Many unhealthy behaviors often begin during adolescence and represent major public health challenges. Substance abuse has a major impact on individuals, families, and communities, as its effects are cumulative, contributing to costly social, physical, and mental health problems.
This report presents the results of the sixth data-collection wave of the European School Survey Project on Alcohol and Other Drugs (ESPAD) and marks the 20th anniversary of ESPAD data collection (1995-2015).
The revised National Policy on Drugs, Grenada, provides the education system with relevant and updated guidelines and protocols, to address substance use and related
Fidelity of program implementation under real-world conditions is a critical issue in the dissemination of evidence-based school substance use prevention curricula. Program effects are diminished when programs are implemented with poor fidelity.
Key messages: Universal drug education programmes in schools have been shown to have an impact on the most common substances used by young people: alcohol, tobacco and cannabis.
This guide is the result of a series of workshops conducted in 2009 and 2010 by young people in Romania, India, Mexico and Canada. During these workshops, the authors identified gaps in the information young people have regarding sexual health and drug use.
The problem of this study was to investigate the teaching of the integrated topics on drug abuse in the secondary school curriculum as a strategy to wipe out the problem of drug abuse among students in Machakos District, Kenya.
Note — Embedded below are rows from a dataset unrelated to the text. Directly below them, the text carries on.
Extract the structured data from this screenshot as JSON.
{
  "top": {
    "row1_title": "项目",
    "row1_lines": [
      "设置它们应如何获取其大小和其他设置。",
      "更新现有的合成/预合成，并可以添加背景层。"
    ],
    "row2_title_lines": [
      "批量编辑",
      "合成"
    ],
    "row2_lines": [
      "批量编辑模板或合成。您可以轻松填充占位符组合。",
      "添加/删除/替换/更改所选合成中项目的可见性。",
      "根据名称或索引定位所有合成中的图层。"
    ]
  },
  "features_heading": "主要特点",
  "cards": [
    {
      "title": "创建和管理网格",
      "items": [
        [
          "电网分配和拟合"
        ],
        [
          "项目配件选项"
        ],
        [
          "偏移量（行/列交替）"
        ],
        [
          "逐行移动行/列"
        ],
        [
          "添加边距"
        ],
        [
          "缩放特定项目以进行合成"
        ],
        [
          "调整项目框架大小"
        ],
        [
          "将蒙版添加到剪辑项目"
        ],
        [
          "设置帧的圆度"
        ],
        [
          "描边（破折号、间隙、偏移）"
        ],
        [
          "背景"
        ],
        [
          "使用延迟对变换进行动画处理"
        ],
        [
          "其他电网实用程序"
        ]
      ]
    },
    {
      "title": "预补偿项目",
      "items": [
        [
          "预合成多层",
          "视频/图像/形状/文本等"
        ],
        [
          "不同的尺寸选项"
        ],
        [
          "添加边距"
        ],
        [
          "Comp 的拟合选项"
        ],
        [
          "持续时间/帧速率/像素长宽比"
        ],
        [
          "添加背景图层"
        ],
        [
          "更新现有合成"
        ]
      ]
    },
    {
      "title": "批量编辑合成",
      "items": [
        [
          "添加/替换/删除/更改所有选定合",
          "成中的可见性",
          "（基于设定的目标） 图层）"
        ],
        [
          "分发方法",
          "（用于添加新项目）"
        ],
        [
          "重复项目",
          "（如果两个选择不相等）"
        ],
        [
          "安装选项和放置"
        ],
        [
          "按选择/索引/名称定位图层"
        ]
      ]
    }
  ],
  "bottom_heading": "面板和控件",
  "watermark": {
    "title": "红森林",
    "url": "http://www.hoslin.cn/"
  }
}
The Roundtable Discussion on the Philippine Situation and Response Analysis on HIV, Drugs and Sexuality aimed to present and validate the research findings of the Draft Report on the Philippine Education Sector’s Response to HIV, Drugs and Sexuality prepared by the University of the East and comm